Tying a rope swing to a tree
This is perhaps one of the easiest parts about a DIY tree swing. Now that the rope is knotted to the stainless steel carabiner and the carabiner is connected snugly to the eye bolts that are now pierced through the tree branch, there should be a length of rope hanging from the tree branch. All you need to do is pass this free end of the rope through a hole in the bottom of the swing and then tie another knot that won’t give out.
If you have a tire swing or a rope swing and only had to put one bolt through the tree branch then you only need to tie one knot through the bottom of a disc swing or one tied around the tire in a tire swing. If there are two then make sure you’ve given yourself enough space before you tie the free ends of the rope through the bottom of the swing.
Tree swings are amazing fun and very versatile. They can be thrilling and blow your hair into a mess, or they can be calm places to do some personal reflection. It’s way easier than it looks to hang a tree swing whether you use a tree swing hanging kit or go completely DIY with it. If you do decide to attach the tree swing with bolts, make sure you have access to an electrical drill with enough drill bits to accommodate various sizes of eye holes. This can be a huge hassle if you’re trying to hang a tree swing in a place where you don’t have easy access to electricity.
Entire groups of people will love to have a tree swing to jump into a swimming hole or just take turns pushing one another or jumping off. The site selection of a tree swing is important not only for the view it offers but also to make sure the people using it aren’t going to go crashing into the trunk. An arborist can help with the age of the tree, its health, and whether or not there are any bug infestations.
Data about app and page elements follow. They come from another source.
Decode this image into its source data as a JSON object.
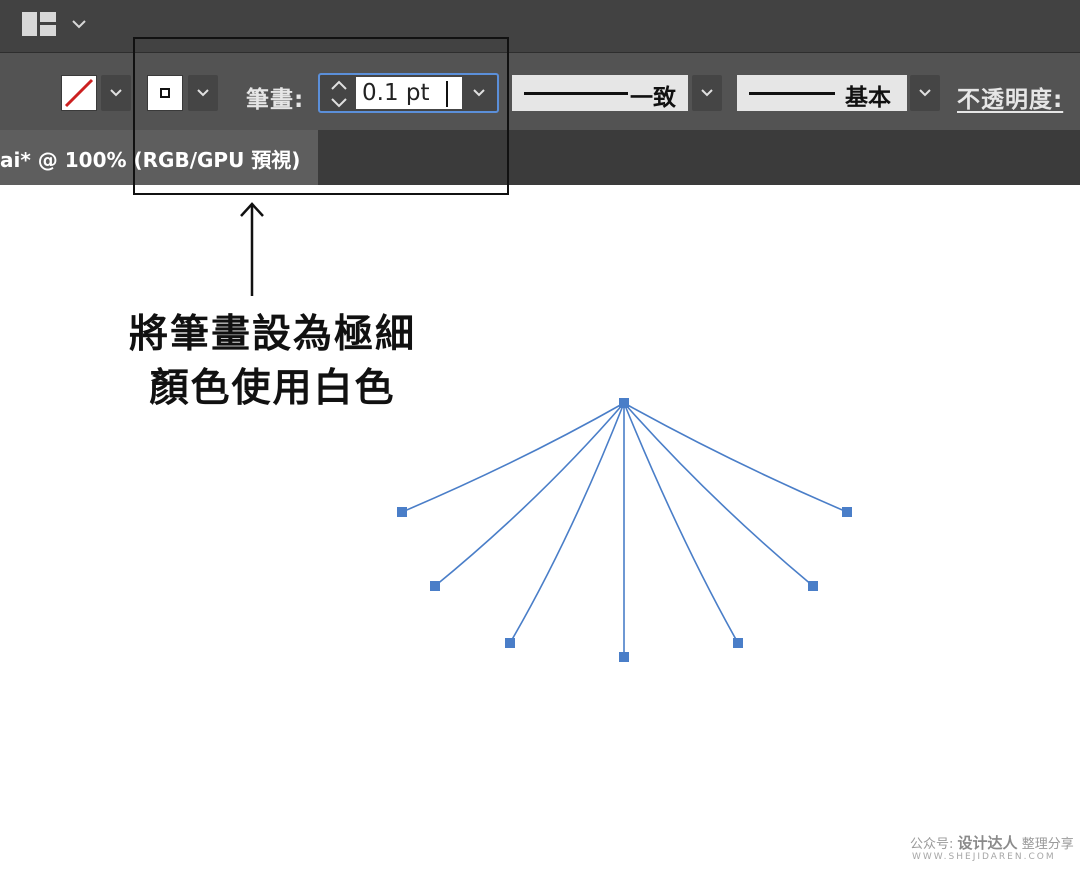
{
  "toolbar": {
    "stroke_label": "筆畫:",
    "stroke_value": "0.1 pt",
    "profile_label": "一致",
    "brush_label": "基本",
    "opacity_label": "不透明度:"
  },
  "document_tab": {
    "title": "ai* @ 100% (RGB/GPU 預視)"
  },
  "annotation": {
    "line1": "將筆畫設為極細",
    "line2": "顏色使用白色"
  },
  "watermark": {
    "brand_prefix": "公众号:",
    "brand_name": "设计达人",
    "brand_suffix": "整理分享",
    "url": "WWW.SHEJIDAREN.COM"
  },
  "colors": {
    "ui_dark": "#424242",
    "ui_control": "#535353",
    "focus_blue": "#5b8fd9",
    "path_blue": "#4a7ec8",
    "fill_none_red": "#cc2020"
  },
  "icons": {
    "workspace": "workspace-layout-icon",
    "fill_swatch": "fill-none-swatch-icon",
    "stroke_swatch": "stroke-swatch-icon",
    "spinner": "stepper-arrows-icon",
    "dropdown": "chevron-down-icon"
  }
}
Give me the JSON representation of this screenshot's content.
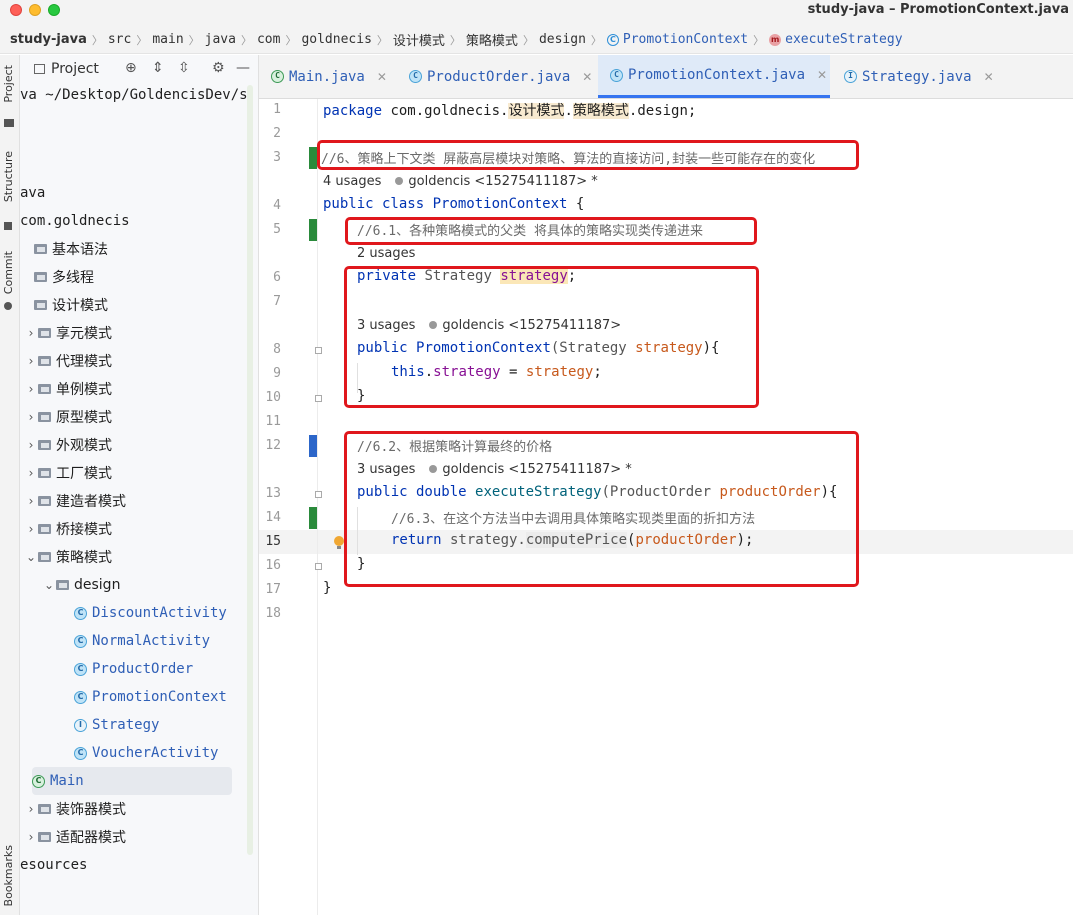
{
  "window": {
    "title": "study-java – PromotionContext.java"
  },
  "breadcrumb": {
    "items": [
      "study-java",
      "src",
      "main",
      "java",
      "com",
      "goldnecis",
      "设计模式",
      "策略模式",
      "design"
    ],
    "class_name": "PromotionContext",
    "method_name": "executeStrategy"
  },
  "sidebar_tools": {
    "project": "Project",
    "structure": "Structure",
    "commit": "Commit",
    "bookmarks": "Bookmarks"
  },
  "project_panel": {
    "title": "Project",
    "root_path": "va  ~/Desktop/GoldencisDev/s",
    "tree": [
      {
        "label": "ava",
        "indent": 0,
        "kind": "text"
      },
      {
        "label": "com.goldnecis",
        "indent": 0,
        "kind": "text"
      },
      {
        "label": "基本语法",
        "indent": 0,
        "kind": "folder",
        "chev": ""
      },
      {
        "label": "多线程",
        "indent": 0,
        "kind": "folder",
        "chev": ""
      },
      {
        "label": "设计模式",
        "indent": 0,
        "kind": "folder",
        "chev": ""
      },
      {
        "label": "享元模式",
        "indent": 1,
        "kind": "folder",
        "chev": "›"
      },
      {
        "label": "代理模式",
        "indent": 1,
        "kind": "folder",
        "chev": "›"
      },
      {
        "label": "单例模式",
        "indent": 1,
        "kind": "folder",
        "chev": "›"
      },
      {
        "label": "原型模式",
        "indent": 1,
        "kind": "folder",
        "chev": "›"
      },
      {
        "label": "外观模式",
        "indent": 1,
        "kind": "folder",
        "chev": "›"
      },
      {
        "label": "工厂模式",
        "indent": 1,
        "kind": "folder",
        "chev": "›"
      },
      {
        "label": "建造者模式",
        "indent": 1,
        "kind": "folder",
        "chev": "›"
      },
      {
        "label": "桥接模式",
        "indent": 1,
        "kind": "folder",
        "chev": "›"
      },
      {
        "label": "策略模式",
        "indent": 1,
        "kind": "folder",
        "chev": "⌄"
      },
      {
        "label": "design",
        "indent": 2,
        "kind": "folder",
        "chev": "⌄"
      },
      {
        "label": "DiscountActivity",
        "indent": 3,
        "kind": "class"
      },
      {
        "label": "NormalActivity",
        "indent": 3,
        "kind": "class"
      },
      {
        "label": "ProductOrder",
        "indent": 3,
        "kind": "class"
      },
      {
        "label": "PromotionContext",
        "indent": 3,
        "kind": "class"
      },
      {
        "label": "Strategy",
        "indent": 3,
        "kind": "class"
      },
      {
        "label": "VoucherActivity",
        "indent": 3,
        "kind": "class"
      },
      {
        "label": "Main",
        "indent": 2,
        "kind": "class",
        "selected": true
      },
      {
        "label": "装饰器模式",
        "indent": 1,
        "kind": "folder",
        "chev": "›"
      },
      {
        "label": "适配器模式",
        "indent": 1,
        "kind": "folder",
        "chev": "›"
      },
      {
        "label": "esources",
        "indent": 0,
        "kind": "text"
      }
    ]
  },
  "tabs": [
    {
      "label": "Main.java",
      "active": false
    },
    {
      "label": "ProductOrder.java",
      "active": false
    },
    {
      "label": "PromotionContext.java",
      "active": true
    },
    {
      "label": "Strategy.java",
      "active": false
    }
  ],
  "editor": {
    "current_line": "15",
    "line_numbers": [
      "1",
      "2",
      "3",
      "4",
      "5",
      "6",
      "7",
      "8",
      "9",
      "10",
      "11",
      "12",
      "13",
      "14",
      "15",
      "16",
      "17",
      "18"
    ],
    "code": {
      "l1_kw": "package",
      "l1_a": "com.goldnecis.",
      "l1_b": "设计模式",
      "l1_c": ".",
      "l1_d": "策略模式",
      "l1_e": ".design;",
      "l3": "//6、策略上下文类 屏蔽高层模块对策略、算法的直接访问,封装一些可能存在的变化",
      "hint3_usages": "4 usages",
      "hint3_author": "goldencis <15275411187> *",
      "l4_kw": "public class",
      "l4_name": "PromotionContext",
      "l4_end": " {",
      "l5": "//6.1、各种策略模式的父类 将具体的策略实现类传递进来",
      "hint6_usages": "2 usages",
      "l6_kw": "private",
      "l6_type": " Strategy ",
      "l6_field": "strategy",
      "l6_end": ";",
      "hint8_usages": "3 usages",
      "hint8_author": "goldencis <15275411187>",
      "l8_kw": "public",
      "l8_name": "PromotionContext",
      "l8_a": "(Strategy ",
      "l8_param": "strategy",
      "l8_end": "){",
      "l9_kw": "this",
      "l9_a": ".",
      "l9_field": "strategy",
      "l9_b": " = ",
      "l9_param": "strategy",
      "l9_end": ";",
      "l10": "}",
      "l12": "//6.2、根据策略计算最终的价格",
      "hint13_usages": "3 usages",
      "hint13_author": "goldencis <15275411187> *",
      "l13_kw": "public double",
      "l13_name": "executeStrategy",
      "l13_a": "(ProductOrder ",
      "l13_param": "productOrder",
      "l13_end": "){",
      "l14": "//6.3、在这个方法当中去调用具体策略实现类里面的折扣方法",
      "l15_kw": "return",
      "l15_a": " strategy.",
      "l15_fn": "computePrice",
      "l15_b": "(",
      "l15_param": "productOrder",
      "l15_end": ");",
      "l16": "}",
      "l17": "}"
    }
  },
  "colors": {
    "annotation_red": "#e0171c",
    "vcs_added_green": "#2a8a3b",
    "vcs_modified_blue": "#2c66c9",
    "active_tab_underline": "#3574f0"
  }
}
If you don’t want to bother with an arborist or you quite fairly enough don’t know how to find an arborist, then you can tell a healthy branch from a dead one because the dead one will be very dry and have tears and crumbling bark, while a healthy branch will have none of those things. If over time you check the eye hooks and see that they are either rusted or causing cracks in the tree limb, then the tree swing will have to be reinstalled from the eye hooks onwards.
Picking the right equipment is really important to avoid any embarrassing situations where someone is using the tree swing you put in and if falls and the person using it strikes the ground. The stainless steel carabiner, the rope, and the tree itself all have to be high-quality to avoid any accidents on the tree swing. For a quicker version, consider weighing down the end of a rope with a clip or weight and then throwing that end of the rope over the top of the tree limb.
From that point, you can tie a simple loop knot and the rope is effectively attached to the tree branch and ready to be tied off at the other end to the tree swing. If you’ve ever put up a hammock before, then all this probably already makes good sense to you. Both a hammock and a tree swing are knotted in similar ways. If not, then we hope this guide gave you a good idea of what’s involved and what kind of tools you need in a DIY project like a tree swing. Enjoy a newfound thrill and some peaceful relaxation on your next camping trip now that you know how to hang a tree swing.
Bonus tip: Watch this man hang a tree swing using two metal clips!